As cancer survival statistics have shown marked improvement, it might not be so deadly afterall in the next twenty years , says a British expert.
Karol Sikora, professor of Cancer Medicine at Imperial College London, has said that the treatments for the disease are undergoing a "revolution", which means that within just two decades, "we will simply run out of things from which to die."
And rather than facing a possible death sentence, cancer patients will be treated as if they have a long-term illness like diabetes, heart disease or asthma.
Sikora said that better technologies, better delivery systems to treat the disease, and financial constraints are expected in the near future.
And as improved cancer care leads to better survival rates, higher prevalence of the disease in our populations will lead to greater societal pressures as people will be expecting much more from medicine.
"Within 20 years cancer will be a chronic disease, joining conditions such as diabetes, heart disease and asthma," the Daily Express quoted Sikora as saying.
"These conditions impact on the way people live and do not inexorably lead to death.
"The model of prostate cancer, where many men die with it rather than from it, will be common for most cancers.
"Even greater progress will be made in understanding myriad causes of cancer," Silora added.

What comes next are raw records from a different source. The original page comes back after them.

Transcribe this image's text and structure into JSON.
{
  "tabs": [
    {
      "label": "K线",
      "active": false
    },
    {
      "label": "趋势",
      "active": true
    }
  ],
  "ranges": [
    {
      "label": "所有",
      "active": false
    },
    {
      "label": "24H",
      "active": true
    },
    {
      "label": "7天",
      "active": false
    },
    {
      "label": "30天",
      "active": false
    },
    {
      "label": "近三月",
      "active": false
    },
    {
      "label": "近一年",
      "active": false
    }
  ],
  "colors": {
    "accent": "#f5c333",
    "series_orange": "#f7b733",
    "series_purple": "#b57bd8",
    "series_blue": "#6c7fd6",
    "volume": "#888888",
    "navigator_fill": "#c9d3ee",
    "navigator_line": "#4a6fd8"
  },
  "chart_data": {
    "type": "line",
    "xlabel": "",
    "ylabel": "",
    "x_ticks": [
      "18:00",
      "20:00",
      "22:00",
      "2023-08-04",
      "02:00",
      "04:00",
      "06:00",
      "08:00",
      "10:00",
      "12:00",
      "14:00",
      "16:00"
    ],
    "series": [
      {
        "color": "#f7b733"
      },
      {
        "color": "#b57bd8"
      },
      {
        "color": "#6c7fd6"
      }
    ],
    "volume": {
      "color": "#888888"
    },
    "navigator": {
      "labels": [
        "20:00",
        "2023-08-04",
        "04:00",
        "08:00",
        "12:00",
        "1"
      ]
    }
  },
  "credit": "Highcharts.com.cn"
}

A report authored by Sikora appears on scripnews.com, published by Informa Pharma.